[[ Dataset excerpts, beginning ]]

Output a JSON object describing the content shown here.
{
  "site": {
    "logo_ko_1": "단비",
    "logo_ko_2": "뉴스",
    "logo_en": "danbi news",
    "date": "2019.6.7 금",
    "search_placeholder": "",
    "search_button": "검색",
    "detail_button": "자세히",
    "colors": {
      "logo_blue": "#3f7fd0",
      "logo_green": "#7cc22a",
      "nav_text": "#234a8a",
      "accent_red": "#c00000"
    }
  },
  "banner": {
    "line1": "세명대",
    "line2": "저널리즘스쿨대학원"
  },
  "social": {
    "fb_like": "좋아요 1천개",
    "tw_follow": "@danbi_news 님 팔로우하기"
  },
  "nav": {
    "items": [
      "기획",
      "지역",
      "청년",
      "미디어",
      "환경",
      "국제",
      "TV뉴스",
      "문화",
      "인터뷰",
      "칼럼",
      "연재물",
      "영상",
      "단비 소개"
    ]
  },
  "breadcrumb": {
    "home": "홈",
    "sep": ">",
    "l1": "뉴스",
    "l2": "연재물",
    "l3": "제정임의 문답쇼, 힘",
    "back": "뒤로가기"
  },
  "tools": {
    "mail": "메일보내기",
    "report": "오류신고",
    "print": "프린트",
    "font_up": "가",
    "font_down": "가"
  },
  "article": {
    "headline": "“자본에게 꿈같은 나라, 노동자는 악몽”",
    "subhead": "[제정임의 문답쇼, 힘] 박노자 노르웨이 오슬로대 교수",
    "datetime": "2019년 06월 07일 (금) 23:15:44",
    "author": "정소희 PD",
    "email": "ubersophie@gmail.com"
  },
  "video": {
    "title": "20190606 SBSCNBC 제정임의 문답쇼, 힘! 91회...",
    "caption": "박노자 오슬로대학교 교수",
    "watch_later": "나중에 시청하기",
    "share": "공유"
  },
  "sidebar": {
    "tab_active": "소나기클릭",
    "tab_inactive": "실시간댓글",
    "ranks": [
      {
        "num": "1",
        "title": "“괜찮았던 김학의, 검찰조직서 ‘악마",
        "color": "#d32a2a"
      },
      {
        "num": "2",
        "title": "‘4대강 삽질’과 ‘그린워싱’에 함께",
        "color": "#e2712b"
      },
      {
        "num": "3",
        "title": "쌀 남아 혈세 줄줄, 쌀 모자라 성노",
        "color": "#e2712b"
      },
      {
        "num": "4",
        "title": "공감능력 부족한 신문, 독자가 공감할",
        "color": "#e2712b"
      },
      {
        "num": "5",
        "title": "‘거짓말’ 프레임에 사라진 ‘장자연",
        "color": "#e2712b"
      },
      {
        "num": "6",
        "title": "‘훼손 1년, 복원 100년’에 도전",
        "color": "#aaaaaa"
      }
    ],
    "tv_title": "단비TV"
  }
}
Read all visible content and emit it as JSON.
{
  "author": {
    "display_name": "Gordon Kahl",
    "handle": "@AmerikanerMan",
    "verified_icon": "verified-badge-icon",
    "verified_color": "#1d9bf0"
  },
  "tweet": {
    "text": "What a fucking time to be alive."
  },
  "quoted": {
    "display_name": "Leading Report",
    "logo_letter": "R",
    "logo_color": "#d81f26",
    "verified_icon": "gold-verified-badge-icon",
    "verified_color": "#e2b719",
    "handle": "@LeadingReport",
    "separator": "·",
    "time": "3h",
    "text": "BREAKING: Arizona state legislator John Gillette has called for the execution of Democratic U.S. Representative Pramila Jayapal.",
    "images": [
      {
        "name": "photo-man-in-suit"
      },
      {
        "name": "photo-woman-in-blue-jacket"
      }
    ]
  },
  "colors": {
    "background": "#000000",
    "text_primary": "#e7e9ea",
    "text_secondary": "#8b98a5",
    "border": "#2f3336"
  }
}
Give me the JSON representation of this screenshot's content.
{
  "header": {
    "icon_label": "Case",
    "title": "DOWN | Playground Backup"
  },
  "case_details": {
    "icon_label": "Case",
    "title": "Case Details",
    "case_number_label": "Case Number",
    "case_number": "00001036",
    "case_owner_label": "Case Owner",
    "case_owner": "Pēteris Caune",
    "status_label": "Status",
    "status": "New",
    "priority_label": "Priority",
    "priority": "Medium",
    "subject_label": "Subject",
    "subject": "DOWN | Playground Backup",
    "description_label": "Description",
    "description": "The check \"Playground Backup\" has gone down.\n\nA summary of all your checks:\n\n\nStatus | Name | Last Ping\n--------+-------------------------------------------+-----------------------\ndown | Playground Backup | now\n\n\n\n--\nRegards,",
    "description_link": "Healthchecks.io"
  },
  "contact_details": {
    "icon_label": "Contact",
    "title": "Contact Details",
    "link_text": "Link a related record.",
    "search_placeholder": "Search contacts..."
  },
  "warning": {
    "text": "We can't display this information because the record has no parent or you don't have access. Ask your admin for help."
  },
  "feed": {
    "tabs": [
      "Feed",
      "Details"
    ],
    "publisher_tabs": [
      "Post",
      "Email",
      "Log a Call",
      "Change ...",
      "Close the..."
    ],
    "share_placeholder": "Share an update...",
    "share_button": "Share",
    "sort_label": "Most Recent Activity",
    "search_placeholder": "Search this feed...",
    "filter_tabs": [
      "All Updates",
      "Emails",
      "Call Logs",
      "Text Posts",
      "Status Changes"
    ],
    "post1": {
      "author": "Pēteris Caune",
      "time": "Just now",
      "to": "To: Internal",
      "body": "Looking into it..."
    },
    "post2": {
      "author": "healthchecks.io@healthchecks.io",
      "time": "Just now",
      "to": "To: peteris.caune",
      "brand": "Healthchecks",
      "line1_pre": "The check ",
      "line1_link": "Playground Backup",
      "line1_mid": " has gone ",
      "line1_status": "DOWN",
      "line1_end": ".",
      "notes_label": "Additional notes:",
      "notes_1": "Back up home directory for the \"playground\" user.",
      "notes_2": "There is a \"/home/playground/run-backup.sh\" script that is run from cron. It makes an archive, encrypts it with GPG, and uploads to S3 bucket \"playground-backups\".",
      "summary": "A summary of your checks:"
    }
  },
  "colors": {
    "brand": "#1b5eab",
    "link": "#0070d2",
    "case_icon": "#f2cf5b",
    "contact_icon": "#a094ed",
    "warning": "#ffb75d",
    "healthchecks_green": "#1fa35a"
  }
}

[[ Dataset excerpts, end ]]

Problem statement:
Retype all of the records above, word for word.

The answer:
Output a JSON object describing the content shown here.
{
  "site": {
    "logo_ko_1": "단비",
    "logo_ko_2": "뉴스",
    "logo_en": "danbi news",
    "date": "2019.6.7 금",
    "search_placeholder": "",
    "search_button": "검색",
    "detail_button": "자세히",
    "colors": {
      "logo_blue": "#3f7fd0",
      "logo_green": "#7cc22a",
      "nav_text": "#234a8a",
      "accent_red": "#c00000"
    }
  },
  "banner": {
    "line1": "세명대",
    "line2": "저널리즘스쿨대학원"
  },
  "social": {
    "fb_like": "좋아요 1천개",
    "tw_follow": "@danbi_news 님 팔로우하기"
  },
  "nav": {
    "items": [
      "기획",
      "지역",
      "청년",
      "미디어",
      "환경",
      "국제",
      "TV뉴스",
      "문화",
      "인터뷰",
      "칼럼",
      "연재물",
      "영상",
      "단비 소개"
    ]
  },
  "breadcrumb": {
    "home": "홈",
    "sep": ">",
    "l1": "뉴스",
    "l2": "연재물",
    "l3": "제정임의 문답쇼, 힘",
    "back": "뒤로가기"
  },
  "tools": {
    "mail": "메일보내기",
    "report": "오류신고",
    "print": "프린트",
    "font_up": "가",
    "font_down": "가"
  },
  "article": {
    "headline": "“자본에게 꿈같은 나라, 노동자는 악몽”",
    "subhead": "[제정임의 문답쇼, 힘] 박노자 노르웨이 오슬로대 교수",
    "datetime": "2019년 06월 07일 (금) 23:15:44",
    "author": "정소희 PD",
    "email": "ubersophie@gmail.com"
  },
  "video": {
    "title": "20190606 SBSCNBC 제정임의 문답쇼, 힘! 91회...",
    "caption": "박노자 오슬로대학교 교수",
    "watch_later": "나중에 시청하기",
    "share": "공유"
  },
  "sidebar": {
    "tab_active": "소나기클릭",
    "tab_inactive": "실시간댓글",
    "ranks": [
      {
        "num": "1",
        "title": "“괜찮았던 김학의, 검찰조직서 ‘악마",
        "color": "#d32a2a"
      },
      {
        "num": "2",
        "title": "‘4대강 삽질’과 ‘그린워싱’에 함께",
        "color": "#e2712b"
      },
      {
        "num": "3",
        "title": "쌀 남아 혈세 줄줄, 쌀 모자라 성노",
        "color": "#e2712b"
      },
      {
        "num": "4",
        "title": "공감능력 부족한 신문, 독자가 공감할",
        "color": "#e2712b"
      },
      {
        "num": "5",
        "title": "‘거짓말’ 프레임에 사라진 ‘장자연",
        "color": "#e2712b"
      },
      {
        "num": "6",
        "title": "‘훼손 1년, 복원 100년’에 도전",
        "color": "#aaaaaa"
      }
    ],
    "tv_title": "단비TV"
  }
}
Read all visible content and emit it as JSON.
{
  "author": {
    "display_name": "Gordon Kahl",
    "handle": "@AmerikanerMan",
    "verified_icon": "verified-badge-icon",
    "verified_color": "#1d9bf0"
  },
  "tweet": {
    "text": "What a fucking time to be alive."
  },
  "quoted": {
    "display_name": "Leading Report",
    "logo_letter": "R",
    "logo_color": "#d81f26",
    "verified_icon": "gold-verified-badge-icon",
    "verified_color": "#e2b719",
    "handle": "@LeadingReport",
    "separator": "·",
    "time": "3h",
    "text": "BREAKING: Arizona state legislator John Gillette has called for the execution of Democratic U.S. Representative Pramila Jayapal.",
    "images": [
      {
        "name": "photo-man-in-suit"
      },
      {
        "name": "photo-woman-in-blue-jacket"
      }
    ]
  },
  "colors": {
    "background": "#000000",
    "text_primary": "#e7e9ea",
    "text_secondary": "#8b98a5",
    "border": "#2f3336"
  }
}
Give me the JSON representation of this screenshot's content.
{
  "header": {
    "icon_label": "Case",
    "title": "DOWN | Playground Backup"
  },
  "case_details": {
    "icon_label": "Case",
    "title": "Case Details",
    "case_number_label": "Case Number",
    "case_number": "00001036",
    "case_owner_label": "Case Owner",
    "case_owner": "Pēteris Caune",
    "status_label": "Status",
    "status": "New",
    "priority_label": "Priority",
    "priority": "Medium",
    "subject_label": "Subject",
    "subject": "DOWN | Playground Backup",
    "description_label": "Description",
    "description": "The check \"Playground Backup\" has gone down.\n\nA summary of all your checks:\n\n\nStatus | Name | Last Ping\n--------+-------------------------------------------+-----------------------\ndown | Playground Backup | now\n\n\n\n--\nRegards,",
    "description_link": "Healthchecks.io"
  },
  "contact_details": {
    "icon_label": "Contact",
    "title": "Contact Details",
    "link_text": "Link a related record.",
    "search_placeholder": "Search contacts..."
  },
  "warning": {
    "text": "We can't display this information because the record has no parent or you don't have access. Ask your admin for help."
  },
  "feed": {
    "tabs": [
      "Feed",
      "Details"
    ],
    "publisher_tabs": [
      "Post",
      "Email",
      "Log a Call",
      "Change ...",
      "Close the..."
    ],
    "share_placeholder": "Share an update...",
    "share_button": "Share",
    "sort_label": "Most Recent Activity",
    "search_placeholder": "Search this feed...",
    "filter_tabs": [
      "All Updates",
      "Emails",
      "Call Logs",
      "Text Posts",
      "Status Changes"
    ],
    "post1": {
      "author": "Pēteris Caune",
      "time": "Just now",
      "to": "To: Internal",
      "body": "Looking into it..."
    },
    "post2": {
      "author": "healthchecks.io@healthchecks.io",
      "time": "Just now",
      "to": "To: peteris.caune",
      "brand": "Healthchecks",
      "line1_pre": "The check ",
      "line1_link": "Playground Backup",
      "line1_mid": " has gone ",
      "line1_status": "DOWN",
      "line1_end": ".",
      "notes_label": "Additional notes:",
      "notes_1": "Back up home directory for the \"playground\" user.",
      "notes_2": "There is a \"/home/playground/run-backup.sh\" script that is run from cron. It makes an archive, encrypts it with GPG, and uploads to S3 bucket \"playground-backups\".",
      "summary": "A summary of your checks:"
    }
  },
  "colors": {
    "brand": "#1b5eab",
    "link": "#0070d2",
    "case_icon": "#f2cf5b",
    "contact_icon": "#a094ed",
    "warning": "#ffb75d",
    "healthchecks_green": "#1fa35a"
  }
}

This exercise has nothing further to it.